Your goal
Word for word, set down the records and skip each picture.
++++ Provided data
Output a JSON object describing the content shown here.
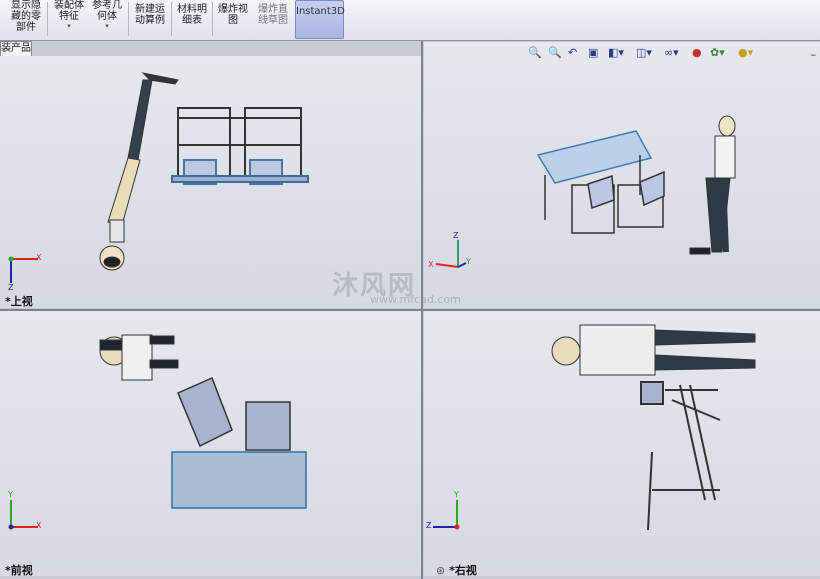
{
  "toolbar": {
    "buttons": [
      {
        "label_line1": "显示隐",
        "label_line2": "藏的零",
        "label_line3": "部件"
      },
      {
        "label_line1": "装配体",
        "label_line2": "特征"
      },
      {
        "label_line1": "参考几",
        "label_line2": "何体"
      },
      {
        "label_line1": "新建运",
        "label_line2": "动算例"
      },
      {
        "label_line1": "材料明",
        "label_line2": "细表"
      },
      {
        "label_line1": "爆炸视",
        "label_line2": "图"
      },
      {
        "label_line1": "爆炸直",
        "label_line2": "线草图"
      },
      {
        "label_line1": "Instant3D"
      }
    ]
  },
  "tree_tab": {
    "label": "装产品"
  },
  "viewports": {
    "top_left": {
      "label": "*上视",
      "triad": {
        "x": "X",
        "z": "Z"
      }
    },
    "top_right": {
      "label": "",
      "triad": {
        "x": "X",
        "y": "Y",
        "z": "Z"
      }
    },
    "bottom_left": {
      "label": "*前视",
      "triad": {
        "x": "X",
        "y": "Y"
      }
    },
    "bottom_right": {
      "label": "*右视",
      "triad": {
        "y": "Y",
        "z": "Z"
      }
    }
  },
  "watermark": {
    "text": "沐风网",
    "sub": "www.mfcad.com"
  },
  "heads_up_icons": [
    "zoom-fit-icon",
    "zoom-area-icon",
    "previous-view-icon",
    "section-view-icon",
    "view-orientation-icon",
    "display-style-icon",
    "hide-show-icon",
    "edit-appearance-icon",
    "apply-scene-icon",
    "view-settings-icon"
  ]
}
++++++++
Answer section
Output a JSON object describing the content shown here.
{
  "toolbar": {
    "buttons": [
      {
        "label_line1": "显示隐",
        "label_line2": "藏的零",
        "label_line3": "部件"
      },
      {
        "label_line1": "装配体",
        "label_line2": "特征"
      },
      {
        "label_line1": "参考几",
        "label_line2": "何体"
      },
      {
        "label_line1": "新建运",
        "label_line2": "动算例"
      },
      {
        "label_line1": "材料明",
        "label_line2": "细表"
      },
      {
        "label_line1": "爆炸视",
        "label_line2": "图"
      },
      {
        "label_line1": "爆炸直",
        "label_line2": "线草图"
      },
      {
        "label_line1": "Instant3D"
      }
    ]
  },
  "tree_tab": {
    "label": "装产品"
  },
  "viewports": {
    "top_left": {
      "label": "*上视",
      "triad": {
        "x": "X",
        "z": "Z"
      }
    },
    "top_right": {
      "label": "",
      "triad": {
        "x": "X",
        "y": "Y",
        "z": "Z"
      }
    },
    "bottom_left": {
      "label": "*前视",
      "triad": {
        "x": "X",
        "y": "Y"
      }
    },
    "bottom_right": {
      "label": "*右视",
      "triad": {
        "y": "Y",
        "z": "Z"
      }
    }
  },
  "watermark": {
    "text": "沐风网",
    "sub": "www.mfcad.com"
  },
  "heads_up_icons": [
    "zoom-fit-icon",
    "zoom-area-icon",
    "previous-view-icon",
    "section-view-icon",
    "view-orientation-icon",
    "display-style-icon",
    "hide-show-icon",
    "edit-appearance-icon",
    "apply-scene-icon",
    "view-settings-icon"
  ]
}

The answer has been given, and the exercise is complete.